“Let’s talk about me!”
Generally speaking, that’s not good advice for handling yourself in social situations. Better is to listen and ask questions. Being interested in others is the way to make friends and influence people. (Smile too. That helps.)
In bonding readers to characters on the page, though, the reverse is true. We open our hearts to those whose hearts are open to us. For characters’ hearts to be open to us they must talk to us quite a bit about what’s going on inside them.
Effective narrative voices are essentially an awful lot about “me”. I’m not advocating for first person narration. Third person can draw us deeply in too. It’s less about the choice and more about how narrative voice is handled.
In many manuscripts, whether written in first or third person, the main characters do not disclose very much. Often they simply report what’s happening, a dry play-by-play conveyance of the action. As a reader one longs for color commentary, if nothing else. Even better would be some self-reflection but authors frequently hold that back.

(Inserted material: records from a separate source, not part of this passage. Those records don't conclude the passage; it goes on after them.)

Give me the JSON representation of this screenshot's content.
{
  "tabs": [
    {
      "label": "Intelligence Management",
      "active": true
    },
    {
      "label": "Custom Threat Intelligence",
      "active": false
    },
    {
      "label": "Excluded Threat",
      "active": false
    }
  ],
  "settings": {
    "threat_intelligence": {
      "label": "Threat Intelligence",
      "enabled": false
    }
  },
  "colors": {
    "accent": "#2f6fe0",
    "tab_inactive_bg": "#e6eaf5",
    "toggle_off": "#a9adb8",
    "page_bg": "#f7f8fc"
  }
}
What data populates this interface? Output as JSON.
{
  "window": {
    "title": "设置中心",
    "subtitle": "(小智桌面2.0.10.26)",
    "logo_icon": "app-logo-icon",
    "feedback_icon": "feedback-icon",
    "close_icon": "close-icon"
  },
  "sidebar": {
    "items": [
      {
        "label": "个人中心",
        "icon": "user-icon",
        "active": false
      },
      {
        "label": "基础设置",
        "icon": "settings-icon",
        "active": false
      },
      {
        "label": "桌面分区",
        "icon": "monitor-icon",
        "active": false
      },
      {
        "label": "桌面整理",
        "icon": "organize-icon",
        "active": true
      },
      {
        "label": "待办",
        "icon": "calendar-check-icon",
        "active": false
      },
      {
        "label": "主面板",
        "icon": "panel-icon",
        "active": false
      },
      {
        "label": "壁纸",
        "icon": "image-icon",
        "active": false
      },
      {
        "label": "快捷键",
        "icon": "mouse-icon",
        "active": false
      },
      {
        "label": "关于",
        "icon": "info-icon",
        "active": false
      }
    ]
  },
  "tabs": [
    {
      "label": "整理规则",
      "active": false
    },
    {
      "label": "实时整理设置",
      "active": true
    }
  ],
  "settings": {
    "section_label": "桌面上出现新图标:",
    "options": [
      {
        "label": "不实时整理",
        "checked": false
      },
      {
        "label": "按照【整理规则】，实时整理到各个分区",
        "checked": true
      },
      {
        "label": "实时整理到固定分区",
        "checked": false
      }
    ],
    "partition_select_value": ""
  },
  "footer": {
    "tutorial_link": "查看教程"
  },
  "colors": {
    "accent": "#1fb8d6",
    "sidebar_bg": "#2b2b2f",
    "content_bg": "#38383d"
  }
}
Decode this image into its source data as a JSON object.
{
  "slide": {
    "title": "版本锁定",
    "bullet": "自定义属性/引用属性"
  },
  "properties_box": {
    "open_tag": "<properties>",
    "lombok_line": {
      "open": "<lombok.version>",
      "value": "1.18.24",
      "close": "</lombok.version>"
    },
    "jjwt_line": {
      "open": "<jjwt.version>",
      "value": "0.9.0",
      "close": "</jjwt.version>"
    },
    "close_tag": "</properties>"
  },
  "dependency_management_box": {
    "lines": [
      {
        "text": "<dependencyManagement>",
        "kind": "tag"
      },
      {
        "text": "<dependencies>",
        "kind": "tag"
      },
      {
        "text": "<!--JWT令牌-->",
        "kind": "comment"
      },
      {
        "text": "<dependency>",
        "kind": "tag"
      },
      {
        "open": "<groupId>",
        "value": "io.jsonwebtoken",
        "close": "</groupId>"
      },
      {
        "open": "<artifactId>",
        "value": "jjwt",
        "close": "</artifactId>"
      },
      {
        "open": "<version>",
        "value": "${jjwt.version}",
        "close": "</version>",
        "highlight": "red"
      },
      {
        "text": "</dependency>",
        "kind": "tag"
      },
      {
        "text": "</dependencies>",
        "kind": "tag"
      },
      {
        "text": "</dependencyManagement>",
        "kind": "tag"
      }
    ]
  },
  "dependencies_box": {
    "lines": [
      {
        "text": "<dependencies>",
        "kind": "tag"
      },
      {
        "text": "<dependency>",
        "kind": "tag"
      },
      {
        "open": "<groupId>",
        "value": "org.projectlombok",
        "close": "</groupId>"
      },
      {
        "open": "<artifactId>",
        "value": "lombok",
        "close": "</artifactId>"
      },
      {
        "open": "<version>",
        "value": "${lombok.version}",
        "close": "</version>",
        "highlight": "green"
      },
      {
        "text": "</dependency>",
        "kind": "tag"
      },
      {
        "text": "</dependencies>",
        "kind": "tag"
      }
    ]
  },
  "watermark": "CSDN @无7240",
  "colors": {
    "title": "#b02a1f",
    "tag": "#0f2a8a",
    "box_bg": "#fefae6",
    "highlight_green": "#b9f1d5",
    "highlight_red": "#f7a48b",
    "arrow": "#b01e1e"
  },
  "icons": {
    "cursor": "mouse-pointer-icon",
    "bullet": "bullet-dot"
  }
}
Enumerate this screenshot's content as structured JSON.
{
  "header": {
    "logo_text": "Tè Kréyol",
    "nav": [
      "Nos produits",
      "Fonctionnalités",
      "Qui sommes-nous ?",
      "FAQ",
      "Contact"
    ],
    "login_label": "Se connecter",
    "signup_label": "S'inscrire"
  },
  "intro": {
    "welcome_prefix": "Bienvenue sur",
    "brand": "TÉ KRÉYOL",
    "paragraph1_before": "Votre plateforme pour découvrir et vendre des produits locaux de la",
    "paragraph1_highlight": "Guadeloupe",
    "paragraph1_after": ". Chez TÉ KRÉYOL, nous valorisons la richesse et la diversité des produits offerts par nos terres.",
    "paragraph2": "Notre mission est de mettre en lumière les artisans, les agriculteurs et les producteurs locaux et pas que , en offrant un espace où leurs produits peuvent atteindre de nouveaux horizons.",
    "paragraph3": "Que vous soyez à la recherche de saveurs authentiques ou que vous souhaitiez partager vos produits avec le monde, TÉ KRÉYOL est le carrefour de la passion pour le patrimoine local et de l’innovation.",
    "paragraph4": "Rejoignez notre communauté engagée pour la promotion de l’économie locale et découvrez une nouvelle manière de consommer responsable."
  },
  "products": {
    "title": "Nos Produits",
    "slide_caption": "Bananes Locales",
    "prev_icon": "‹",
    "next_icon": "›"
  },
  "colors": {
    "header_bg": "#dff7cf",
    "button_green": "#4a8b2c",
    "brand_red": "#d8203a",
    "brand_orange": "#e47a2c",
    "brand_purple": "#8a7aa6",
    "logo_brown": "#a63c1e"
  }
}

Even witty, ironically detached first person narrators—the default voices of YA, New Adult and Para-Everything fiction—aren’t necessary revealing. Ironic tone can be used to avoid true intimacy with readers. Detached literally means unengaged.
Literary writing isn’t necessarily more honest, either. [Read more…]